task mkFile {
  command {
    for i in `seq 1 1000`
      echo $i
  output {
    File numbers = stdout()
  runtime {docker: "ubuntu:latest"}

task grep {
  String pattern
  File in_file
  command {
    grep '${pattern}' ${in_file} | wc -l
  output {
    Int count = read_int(stdout())
  runtime {docker: "ubuntu:latest"}

task wc {
  File in_file
  command {
    cat ${in_file} | wc -l
  output {
    Int count = read_int(stdout())
  runtime {docker: "ubuntu:latest"}

task join {
  Int grepCount
  Int wcCount
  command {
    expr ${wcCount} / ${grepCount}
  output {
    Int proportion = read_int(stdout())
  runtime {docker: "ubuntu:latest"}

workflow forkjoin {
  call mkFile
  call grep { input: in_file = mkFile.numbers }
  call wc { input: in_file=mkFile.numbers }
  call join { input: wcCount = wc.count, grepCount = grep.count }
  output {

Produces the DAG:

digraph forkjoin {
  "call forkjoin.mkFile" -> "call forkjoin.wc"
  "call forkjoin.mkFile" -> "call forkjoin.grep"
  "call forkjoin.wc" -> "call forkjoin.join"
  "call forkjoin.grep" -> "call forkjoin.join"

The --all flag

If this flag is set, all WDL graph nodes become nodes in the generated DAG, even if they are not "executed". Typically this will mean task declarations and call outputs.
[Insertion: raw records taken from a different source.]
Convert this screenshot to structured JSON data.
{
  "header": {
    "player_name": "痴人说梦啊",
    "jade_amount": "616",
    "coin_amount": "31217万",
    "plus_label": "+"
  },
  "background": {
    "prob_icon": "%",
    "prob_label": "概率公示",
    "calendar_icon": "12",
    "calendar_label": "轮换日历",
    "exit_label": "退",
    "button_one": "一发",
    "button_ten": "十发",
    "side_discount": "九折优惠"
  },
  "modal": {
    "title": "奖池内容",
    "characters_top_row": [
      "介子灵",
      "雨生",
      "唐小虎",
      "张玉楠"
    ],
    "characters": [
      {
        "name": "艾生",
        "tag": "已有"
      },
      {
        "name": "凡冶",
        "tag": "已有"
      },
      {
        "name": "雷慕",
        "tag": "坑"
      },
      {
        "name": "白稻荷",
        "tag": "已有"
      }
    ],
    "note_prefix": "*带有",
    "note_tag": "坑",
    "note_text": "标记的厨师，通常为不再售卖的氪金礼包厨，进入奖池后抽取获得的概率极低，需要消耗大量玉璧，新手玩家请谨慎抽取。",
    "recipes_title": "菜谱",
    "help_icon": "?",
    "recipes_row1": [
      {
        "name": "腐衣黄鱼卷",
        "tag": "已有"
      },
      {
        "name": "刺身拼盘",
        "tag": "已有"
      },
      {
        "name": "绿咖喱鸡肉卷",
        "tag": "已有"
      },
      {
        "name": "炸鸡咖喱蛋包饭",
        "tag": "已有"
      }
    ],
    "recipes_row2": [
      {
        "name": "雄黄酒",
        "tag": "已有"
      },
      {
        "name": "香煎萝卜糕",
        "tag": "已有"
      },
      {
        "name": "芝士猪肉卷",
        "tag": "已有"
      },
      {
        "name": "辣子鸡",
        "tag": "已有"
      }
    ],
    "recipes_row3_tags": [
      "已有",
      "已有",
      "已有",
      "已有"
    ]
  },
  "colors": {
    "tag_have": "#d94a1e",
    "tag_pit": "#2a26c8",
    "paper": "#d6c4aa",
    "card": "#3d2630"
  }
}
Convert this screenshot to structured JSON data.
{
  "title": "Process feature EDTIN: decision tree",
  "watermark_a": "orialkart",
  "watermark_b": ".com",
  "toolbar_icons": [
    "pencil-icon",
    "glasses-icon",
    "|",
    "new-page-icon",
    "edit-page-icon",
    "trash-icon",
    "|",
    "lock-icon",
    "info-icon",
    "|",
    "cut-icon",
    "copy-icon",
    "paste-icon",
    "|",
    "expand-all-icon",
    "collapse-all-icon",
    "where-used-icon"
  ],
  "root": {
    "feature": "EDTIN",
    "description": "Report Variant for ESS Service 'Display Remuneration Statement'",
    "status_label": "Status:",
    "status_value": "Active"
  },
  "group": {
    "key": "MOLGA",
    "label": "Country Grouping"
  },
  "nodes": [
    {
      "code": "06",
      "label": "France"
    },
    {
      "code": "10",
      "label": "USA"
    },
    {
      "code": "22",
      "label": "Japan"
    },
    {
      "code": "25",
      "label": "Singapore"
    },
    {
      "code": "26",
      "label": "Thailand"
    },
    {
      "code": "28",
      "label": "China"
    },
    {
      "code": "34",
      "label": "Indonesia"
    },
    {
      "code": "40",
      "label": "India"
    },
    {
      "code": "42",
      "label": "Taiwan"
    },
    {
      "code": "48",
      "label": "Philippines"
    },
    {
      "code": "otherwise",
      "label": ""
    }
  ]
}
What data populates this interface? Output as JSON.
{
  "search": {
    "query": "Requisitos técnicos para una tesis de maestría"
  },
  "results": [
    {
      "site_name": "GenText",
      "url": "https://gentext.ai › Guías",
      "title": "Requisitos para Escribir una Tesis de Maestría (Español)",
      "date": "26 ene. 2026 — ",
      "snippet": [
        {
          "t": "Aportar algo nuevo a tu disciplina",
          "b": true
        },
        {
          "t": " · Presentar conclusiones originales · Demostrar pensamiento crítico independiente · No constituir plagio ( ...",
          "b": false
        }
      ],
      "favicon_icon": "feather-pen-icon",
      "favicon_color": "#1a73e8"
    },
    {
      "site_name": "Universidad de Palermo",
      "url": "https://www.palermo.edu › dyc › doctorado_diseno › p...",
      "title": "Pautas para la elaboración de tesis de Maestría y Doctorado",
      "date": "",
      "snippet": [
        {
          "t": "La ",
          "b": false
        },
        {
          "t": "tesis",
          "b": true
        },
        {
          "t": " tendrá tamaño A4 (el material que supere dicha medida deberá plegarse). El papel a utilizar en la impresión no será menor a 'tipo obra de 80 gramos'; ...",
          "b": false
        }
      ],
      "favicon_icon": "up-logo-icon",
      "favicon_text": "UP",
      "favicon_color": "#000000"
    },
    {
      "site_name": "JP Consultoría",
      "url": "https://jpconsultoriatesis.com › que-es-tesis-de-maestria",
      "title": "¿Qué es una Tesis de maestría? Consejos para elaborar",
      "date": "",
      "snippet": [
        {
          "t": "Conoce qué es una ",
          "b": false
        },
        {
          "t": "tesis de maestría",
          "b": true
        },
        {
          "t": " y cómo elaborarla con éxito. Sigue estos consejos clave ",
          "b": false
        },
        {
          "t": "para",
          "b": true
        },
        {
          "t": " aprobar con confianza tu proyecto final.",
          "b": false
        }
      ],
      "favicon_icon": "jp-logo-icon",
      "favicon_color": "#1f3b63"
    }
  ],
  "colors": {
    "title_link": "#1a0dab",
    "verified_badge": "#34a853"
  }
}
For example in the above example, with --all you would get:

digraph forkjoin {
  "call forkjoin.grep" -> "String forkjoin.grep.pattern"
  "call forkjoin.grep" -> "output { forkjoin.grep.count = read_int(stdout()) }"
  "call forkjoin.grep" -> "File forkjoin.grep.in_file"
  "call forkjoin.wc" -> "output { forkjoin.wc.count = read_int(stdout()) }"
  "call forkjoin.grep" -> "call forkjoin.join"
  "call forkjoin.wc" -> "File forkjoin.wc.in_file"
  "call forkjoin.mkFile" -> "call forkjoin.grep"
  "call forkjoin.join" -> "output { forkjoin.join.proportion = read_int(stdout()) }"
  "call forkjoin.join" -> "Int forkjoin.join.wcCount"
  "call forkjoin.wc" -> "call forkjoin.join"
  "call forkjoin.mkFile" -> "output { forkjoin.mkFile.numbers = stdout() }"
  "call forkjoin.mkFile" -> "call forkjoin.wc"
  "call forkjoin.join" -> "Int forkjoin.join.grepCount"

Getting Started with WDL

For documentation and many examples on how to use WDL see the WDL website.